Glyphosate is the world’s most heavily used herbicide. Its largest use is in agriculture, which increased sharply after crops were genetically modified to make them resistant to the chemical.
In March 2015, the IARC classified glyphosate as probably carcinogenic to humans (Group 2A). It said there was limited evidence of carcinogenicity in humans for non-Hodgkin lymphoma and that the substance also caused DNA and chromosomal damage in human cells.
At the same time the IARC did not measure the likelihood that cancer will occur as a result of exposure to the agent and set no safe exposure level.
In Europe, including Switzerland, the job of setting allowable pesticide reside levels, known as Maximum Residue Levels (MRL), is left to the European Food Safety Authority (EFSA).
According to the EFSA, MRLs are not focused on consumer safety. They reflect the minimum level of a pesticide that can be used to achieve effective plant protection without posing a risk to consumers.
MRLs are regularly and successfully challenged by pesticide makers. EC Commission Regulations state that any party having a legitimate commercial interest may submit an application with scientific studies that demonstrate that its use will not pose unacceptable risks to consumers.
As a result, MRLs vary wildly depending on the food. Crop MRLs for glyphosate range from 0.1 mg/kg to 50 mg/kg, a 500-fold variance.
It depends how much you eat
Part of the EFSA’s safety assessments appears to rest on assumptions on how much of a food the Authority expects an average person to eat, something that will provide little comfort to those who like foods with high MRLs such as wild mushrooms (50 mg/kg), oats (20 mg/kg), barley (20 mg/kg), sun flower seeds (20 mg/kg), soybeans (20 mg/kg), sugar made from beet (15 mg/kg), wheat (10 mg/kg), canola seeds (10 mg/kg), mustard seeds (10 mg/kg) and lentils (10 mg/kg).
This EFSA document shows how a large agrochemical company successfully achieved a 100-fold increase in the MRL for lentils.
The Swiss study
The recent Swiss study done for the Swiss government, involved taking 243 food samples from food retailers across Switzerland. Sample selection was biased towards products most likely to have the highest glyphosate residues.
60% of samples showed no detectable glyphosate residue. The other 40% showed levels ranging from 0.0005 to 2.948 mg/kg. None exceeded european MRLs – MRLs are not focused on consumer safety. They reflect the minimum level of a pesticide that can be used to achieve effective plant protection without posing a risk to consumers.
The two samples with the highest glyphosate concentration were chickpeas from Canada (2.948 mg/kg) and chick-pea flour (2.756 mg/kg) made in the UK from chick-peas of unknown provenance.
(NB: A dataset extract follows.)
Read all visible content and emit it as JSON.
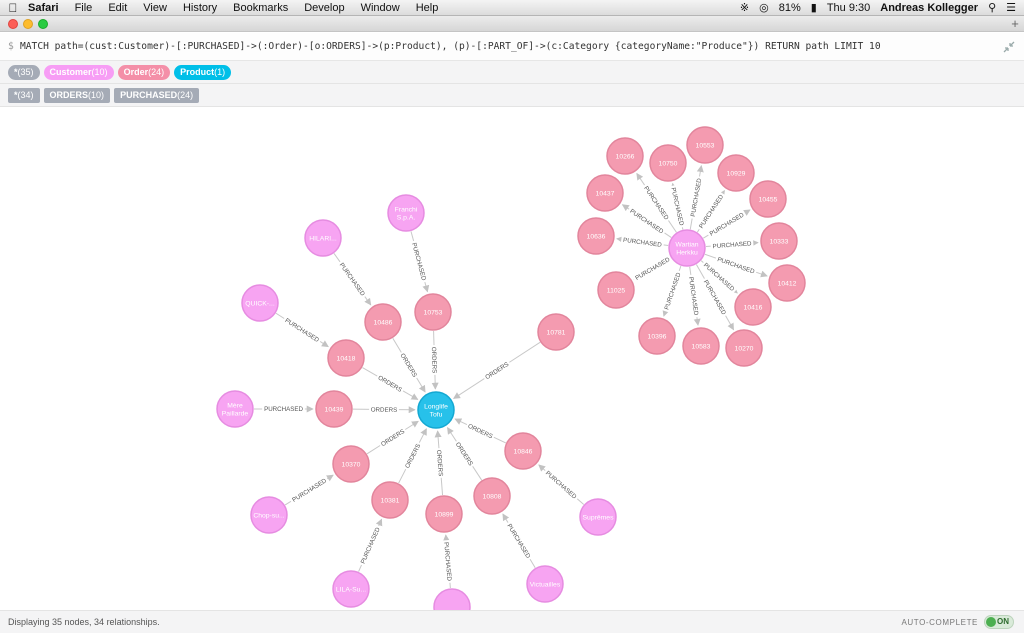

It is concerning that food of unknown origin can be sold in Switzerland, and disappointing that the study does not reveal the list of products it tested.
Unlike many countries, Switzerland banned the use of glyphosate on crops just before harvest. Pre-harvest crop spraying kills the plant and accelerates the harvest but increases herbicide residue.
Glyphosate also found in organic samples
86% of organic samples (37 of 43) showed no detectable glyphosate residue. The highest residue (0.0123 mg/kg) in the remaining 6 samples was found in an organic pasta product containing durum wheat from North America and Europe and eggs from Europe. Currently, there are no specific legal maximums for organic food.
When trying to avoid glyphosate, buying organic produce will help, but in the absence of food labelling laws requiring a list of pesticides used in production, it seems that aside from buying food directly from a farmer you trust, or growing it yourself, there is no way to be completely sure you’re not eating the chemical.
In addition to glyphosate, the EFSA database lists more 600 other pesticides used on food – the IARC cannot cover all of this. In a press release in relation to its work on glyphosate, IARC says that given its limited capacity, it has not tried to develop an extensive media campaign to present its position, or to counter all industry-sponsored attacks in the media.
For those, without gardens or close farmer friends hoping to avoid pesticides, the food lottery continues.